SUPPLIED INFORMATION.

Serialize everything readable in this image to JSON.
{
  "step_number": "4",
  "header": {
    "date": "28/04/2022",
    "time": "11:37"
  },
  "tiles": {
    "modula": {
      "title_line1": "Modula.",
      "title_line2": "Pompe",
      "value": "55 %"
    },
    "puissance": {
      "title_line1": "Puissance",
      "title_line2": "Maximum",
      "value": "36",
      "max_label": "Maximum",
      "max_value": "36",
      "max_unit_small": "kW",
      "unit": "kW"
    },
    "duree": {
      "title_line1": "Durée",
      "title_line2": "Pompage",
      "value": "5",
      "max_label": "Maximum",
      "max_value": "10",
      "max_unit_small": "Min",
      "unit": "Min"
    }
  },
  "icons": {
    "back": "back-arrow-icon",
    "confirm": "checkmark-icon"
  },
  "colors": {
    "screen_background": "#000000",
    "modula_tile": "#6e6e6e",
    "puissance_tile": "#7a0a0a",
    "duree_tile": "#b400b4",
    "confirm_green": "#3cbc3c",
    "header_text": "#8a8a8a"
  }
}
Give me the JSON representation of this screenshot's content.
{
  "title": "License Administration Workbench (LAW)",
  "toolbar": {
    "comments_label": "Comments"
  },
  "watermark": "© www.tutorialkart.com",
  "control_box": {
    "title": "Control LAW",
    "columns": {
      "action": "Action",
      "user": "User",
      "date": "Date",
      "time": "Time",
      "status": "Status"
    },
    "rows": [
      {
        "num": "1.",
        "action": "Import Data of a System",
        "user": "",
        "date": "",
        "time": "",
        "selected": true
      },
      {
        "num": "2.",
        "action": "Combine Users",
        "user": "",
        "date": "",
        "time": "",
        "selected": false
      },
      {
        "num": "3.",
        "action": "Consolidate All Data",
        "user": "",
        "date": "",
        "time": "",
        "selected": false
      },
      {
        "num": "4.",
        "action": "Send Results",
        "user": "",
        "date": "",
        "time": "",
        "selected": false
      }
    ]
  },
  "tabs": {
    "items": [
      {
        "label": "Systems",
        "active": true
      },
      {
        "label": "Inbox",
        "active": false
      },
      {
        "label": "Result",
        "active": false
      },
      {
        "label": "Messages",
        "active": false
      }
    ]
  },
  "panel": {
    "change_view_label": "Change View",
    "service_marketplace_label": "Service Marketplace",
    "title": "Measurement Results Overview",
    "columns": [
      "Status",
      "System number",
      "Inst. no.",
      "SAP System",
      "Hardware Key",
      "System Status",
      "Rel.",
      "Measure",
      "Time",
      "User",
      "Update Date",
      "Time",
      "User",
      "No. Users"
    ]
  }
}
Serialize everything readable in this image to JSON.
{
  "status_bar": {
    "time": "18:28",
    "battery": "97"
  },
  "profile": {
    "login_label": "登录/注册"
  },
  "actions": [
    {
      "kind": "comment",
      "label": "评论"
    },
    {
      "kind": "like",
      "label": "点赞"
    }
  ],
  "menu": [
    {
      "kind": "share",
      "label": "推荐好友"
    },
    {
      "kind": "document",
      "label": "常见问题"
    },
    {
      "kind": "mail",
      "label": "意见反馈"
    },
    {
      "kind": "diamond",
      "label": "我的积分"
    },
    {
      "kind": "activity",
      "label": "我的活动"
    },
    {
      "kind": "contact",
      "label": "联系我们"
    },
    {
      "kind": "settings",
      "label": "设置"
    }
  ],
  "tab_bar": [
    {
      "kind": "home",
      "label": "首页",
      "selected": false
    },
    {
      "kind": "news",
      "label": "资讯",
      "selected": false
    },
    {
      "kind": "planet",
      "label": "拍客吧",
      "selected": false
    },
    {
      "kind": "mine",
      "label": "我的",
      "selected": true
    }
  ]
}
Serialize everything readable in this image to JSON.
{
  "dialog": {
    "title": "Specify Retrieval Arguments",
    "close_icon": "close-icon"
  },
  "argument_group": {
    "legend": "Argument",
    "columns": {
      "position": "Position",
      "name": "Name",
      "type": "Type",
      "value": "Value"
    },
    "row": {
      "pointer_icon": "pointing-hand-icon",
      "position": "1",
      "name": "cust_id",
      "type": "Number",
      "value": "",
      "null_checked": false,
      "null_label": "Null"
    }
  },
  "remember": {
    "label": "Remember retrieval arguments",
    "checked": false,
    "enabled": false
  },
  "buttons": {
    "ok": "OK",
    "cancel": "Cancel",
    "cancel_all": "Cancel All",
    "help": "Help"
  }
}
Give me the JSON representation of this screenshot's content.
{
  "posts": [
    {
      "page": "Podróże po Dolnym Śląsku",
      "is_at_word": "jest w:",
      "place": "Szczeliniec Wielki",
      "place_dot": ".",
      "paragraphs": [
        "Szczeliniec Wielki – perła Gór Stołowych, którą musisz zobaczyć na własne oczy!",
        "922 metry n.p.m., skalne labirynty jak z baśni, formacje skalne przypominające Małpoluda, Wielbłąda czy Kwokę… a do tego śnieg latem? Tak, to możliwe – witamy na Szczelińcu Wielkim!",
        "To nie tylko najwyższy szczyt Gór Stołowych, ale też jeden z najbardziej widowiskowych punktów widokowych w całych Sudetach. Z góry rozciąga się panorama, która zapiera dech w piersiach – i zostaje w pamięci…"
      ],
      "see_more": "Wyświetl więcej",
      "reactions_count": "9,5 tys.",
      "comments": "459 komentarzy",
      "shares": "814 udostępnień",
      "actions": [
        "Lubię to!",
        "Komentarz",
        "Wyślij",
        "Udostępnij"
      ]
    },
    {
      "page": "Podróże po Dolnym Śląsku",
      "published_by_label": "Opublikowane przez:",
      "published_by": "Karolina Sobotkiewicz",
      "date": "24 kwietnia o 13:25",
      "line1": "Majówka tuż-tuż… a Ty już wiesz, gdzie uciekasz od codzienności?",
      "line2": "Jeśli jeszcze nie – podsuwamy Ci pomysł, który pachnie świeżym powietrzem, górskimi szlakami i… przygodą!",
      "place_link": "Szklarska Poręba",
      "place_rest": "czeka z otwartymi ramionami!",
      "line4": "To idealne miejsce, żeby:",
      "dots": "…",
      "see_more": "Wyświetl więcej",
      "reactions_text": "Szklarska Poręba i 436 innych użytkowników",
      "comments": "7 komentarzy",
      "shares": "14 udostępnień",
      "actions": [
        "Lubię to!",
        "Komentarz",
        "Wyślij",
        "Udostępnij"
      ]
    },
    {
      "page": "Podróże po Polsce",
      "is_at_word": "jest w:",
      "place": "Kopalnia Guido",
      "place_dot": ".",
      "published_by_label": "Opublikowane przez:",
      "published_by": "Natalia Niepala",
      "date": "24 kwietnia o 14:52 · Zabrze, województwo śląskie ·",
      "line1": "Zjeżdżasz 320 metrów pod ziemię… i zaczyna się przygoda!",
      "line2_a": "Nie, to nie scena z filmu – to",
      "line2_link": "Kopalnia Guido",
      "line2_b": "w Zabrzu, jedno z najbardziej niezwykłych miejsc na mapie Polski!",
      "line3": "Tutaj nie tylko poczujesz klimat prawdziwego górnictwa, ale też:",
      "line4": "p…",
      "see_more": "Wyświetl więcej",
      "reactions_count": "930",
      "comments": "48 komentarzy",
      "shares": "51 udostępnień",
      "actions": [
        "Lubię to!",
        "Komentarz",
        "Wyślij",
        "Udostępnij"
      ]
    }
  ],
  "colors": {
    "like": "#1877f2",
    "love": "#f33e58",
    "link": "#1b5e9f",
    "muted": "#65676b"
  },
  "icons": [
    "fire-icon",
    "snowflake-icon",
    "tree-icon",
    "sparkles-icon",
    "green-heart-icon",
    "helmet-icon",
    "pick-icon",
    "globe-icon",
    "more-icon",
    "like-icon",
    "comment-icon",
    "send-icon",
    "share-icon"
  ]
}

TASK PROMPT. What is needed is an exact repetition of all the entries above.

TASK SOLUTION.
Serialize everything readable in this image to JSON.
{
  "step_number": "4",
  "header": {
    "date": "28/04/2022",
    "time": "11:37"
  },
  "tiles": {
    "modula": {
      "title_line1": "Modula.",
      "title_line2": "Pompe",
      "value": "55 %"
    },
    "puissance": {
      "title_line1": "Puissance",
      "title_line2": "Maximum",
      "value": "36",
      "max_label": "Maximum",
      "max_value": "36",
      "max_unit_small": "kW",
      "unit": "kW"
    },
    "duree": {
      "title_line1": "Durée",
      "title_line2": "Pompage",
      "value": "5",
      "max_label": "Maximum",
      "max_value": "10",
      "max_unit_small": "Min",
      "unit": "Min"
    }
  },
  "icons": {
    "back": "back-arrow-icon",
    "confirm": "checkmark-icon"
  },
  "colors": {
    "screen_background": "#000000",
    "modula_tile": "#6e6e6e",
    "puissance_tile": "#7a0a0a",
    "duree_tile": "#b400b4",
    "confirm_green": "#3cbc3c",
    "header_text": "#8a8a8a"
  }
}
Give me the JSON representation of this screenshot's content.
{
  "title": "License Administration Workbench (LAW)",
  "toolbar": {
    "comments_label": "Comments"
  },
  "watermark": "© www.tutorialkart.com",
  "control_box": {
    "title": "Control LAW",
    "columns": {
      "action": "Action",
      "user": "User",
      "date": "Date",
      "time": "Time",
      "status": "Status"
    },
    "rows": [
      {
        "num": "1.",
        "action": "Import Data of a System",
        "user": "",
        "date": "",
        "time": "",
        "selected": true
      },
      {
        "num": "2.",
        "action": "Combine Users",
        "user": "",
        "date": "",
        "time": "",
        "selected": false
      },
      {
        "num": "3.",
        "action": "Consolidate All Data",
        "user": "",
        "date": "",
        "time": "",
        "selected": false
      },
      {
        "num": "4.",
        "action": "Send Results",
        "user": "",
        "date": "",
        "time": "",
        "selected": false
      }
    ]
  },
  "tabs": {
    "items": [
      {
        "label": "Systems",
        "active": true
      },
      {
        "label": "Inbox",
        "active": false
      },
      {
        "label": "Result",
        "active": false
      },
      {
        "label": "Messages",
        "active": false
      }
    ]
  },
  "panel": {
    "change_view_label": "Change View",
    "service_marketplace_label": "Service Marketplace",
    "title": "Measurement Results Overview",
    "columns": [
      "Status",
      "System number",
      "Inst. no.",
      "SAP System",
      "Hardware Key",
      "System Status",
      "Rel.",
      "Measure",
      "Time",
      "User",
      "Update Date",
      "Time",
      "User",
      "No. Users"
    ]
  }
}
Serialize everything readable in this image to JSON.
{
  "status_bar": {
    "time": "18:28",
    "battery": "97"
  },
  "profile": {
    "login_label": "登录/注册"
  },
  "actions": [
    {
      "kind": "comment",
      "label": "评论"
    },
    {
      "kind": "like",
      "label": "点赞"
    }
  ],
  "menu": [
    {
      "kind": "share",
      "label": "推荐好友"
    },
    {
      "kind": "document",
      "label": "常见问题"
    },
    {
      "kind": "mail",
      "label": "意见反馈"
    },
    {
      "kind": "diamond",
      "label": "我的积分"
    },
    {
      "kind": "activity",
      "label": "我的活动"
    },
    {
      "kind": "contact",
      "label": "联系我们"
    },
    {
      "kind": "settings",
      "label": "设置"
    }
  ],
  "tab_bar": [
    {
      "kind": "home",
      "label": "首页",
      "selected": false
    },
    {
      "kind": "news",
      "label": "资讯",
      "selected": false
    },
    {
      "kind": "planet",
      "label": "拍客吧",
      "selected": false
    },
    {
      "kind": "mine",
      "label": "我的",
      "selected": true
    }
  ]
}
Serialize everything readable in this image to JSON.
{
  "dialog": {
    "title": "Specify Retrieval Arguments",
    "close_icon": "close-icon"
  },
  "argument_group": {
    "legend": "Argument",
    "columns": {
      "position": "Position",
      "name": "Name",
      "type": "Type",
      "value": "Value"
    },
    "row": {
      "pointer_icon": "pointing-hand-icon",
      "position": "1",
      "name": "cust_id",
      "type": "Number",
      "value": "",
      "null_checked": false,
      "null_label": "Null"
    }
  },
  "remember": {
    "label": "Remember retrieval arguments",
    "checked": false,
    "enabled": false
  },
  "buttons": {
    "ok": "OK",
    "cancel": "Cancel",
    "cancel_all": "Cancel All",
    "help": "Help"
  }
}
Give me the JSON representation of this screenshot's content.
{
  "posts": [
    {
      "page": "Podróże po Dolnym Śląsku",
      "is_at_word": "jest w:",
      "place": "Szczeliniec Wielki",
      "place_dot": ".",
      "paragraphs": [
        "Szczeliniec Wielki – perła Gór Stołowych, którą musisz zobaczyć na własne oczy!",
        "922 metry n.p.m., skalne labirynty jak z baśni, formacje skalne przypominające Małpoluda, Wielbłąda czy Kwokę… a do tego śnieg latem? Tak, to możliwe – witamy na Szczelińcu Wielkim!",
        "To nie tylko najwyższy szczyt Gór Stołowych, ale też jeden z najbardziej widowiskowych punktów widokowych w całych Sudetach. Z góry rozciąga się panorama, która zapiera dech w piersiach – i zostaje w pamięci…"
      ],
      "see_more": "Wyświetl więcej",
      "reactions_count": "9,5 tys.",
      "comments": "459 komentarzy",
      "shares": "814 udostępnień",
      "actions": [
        "Lubię to!",
        "Komentarz",
        "Wyślij",
        "Udostępnij"
      ]
    },
    {
      "page": "Podróże po Dolnym Śląsku",
      "published_by_label": "Opublikowane przez:",
      "published_by": "Karolina Sobotkiewicz",
      "date": "24 kwietnia o 13:25",
      "line1": "Majówka tuż-tuż… a Ty już wiesz, gdzie uciekasz od codzienności?",
      "line2": "Jeśli jeszcze nie – podsuwamy Ci pomysł, który pachnie świeżym powietrzem, górskimi szlakami i… przygodą!",
      "place_link": "Szklarska Poręba",
      "place_rest": "czeka z otwartymi ramionami!",
      "line4": "To idealne miejsce, żeby:",
      "dots": "…",
      "see_more": "Wyświetl więcej",
      "reactions_text": "Szklarska Poręba i 436 innych użytkowników",
      "comments": "7 komentarzy",
      "shares": "14 udostępnień",
      "actions": [
        "Lubię to!",
        "Komentarz",
        "Wyślij",
        "Udostępnij"
      ]
    },
    {
      "page": "Podróże po Polsce",
      "is_at_word": "jest w:",
      "place": "Kopalnia Guido",
      "place_dot": ".",
      "published_by_label": "Opublikowane przez:",
      "published_by": "Natalia Niepala",
      "date": "24 kwietnia o 14:52 · Zabrze, województwo śląskie ·",
      "line1": "Zjeżdżasz 320 metrów pod ziemię… i zaczyna się przygoda!",
      "line2_a": "Nie, to nie scena z filmu – to",
      "line2_link": "Kopalnia Guido",
      "line2_b": "w Zabrzu, jedno z najbardziej niezwykłych miejsc na mapie Polski!",
      "line3": "Tutaj nie tylko poczujesz klimat prawdziwego górnictwa, ale też:",
      "line4": "p…",
      "see_more": "Wyświetl więcej",
      "reactions_count": "930",
      "comments": "48 komentarzy",
      "shares": "51 udostępnień",
      "actions": [
        "Lubię to!",
        "Komentarz",
        "Wyślij",
        "Udostępnij"
      ]
    }
  ],
  "colors": {
    "like": "#1877f2",
    "love": "#f33e58",
    "link": "#1b5e9f",
    "muted": "#65676b"
  },
  "icons": [
    "fire-icon",
    "snowflake-icon",
    "tree-icon",
    "sparkles-icon",
    "green-heart-icon",
    "helmet-icon",
    "pick-icon",
    "globe-icon",
    "more-icon",
    "like-icon",
    "comment-icon",
    "send-icon",
    "share-icon"
  ]
}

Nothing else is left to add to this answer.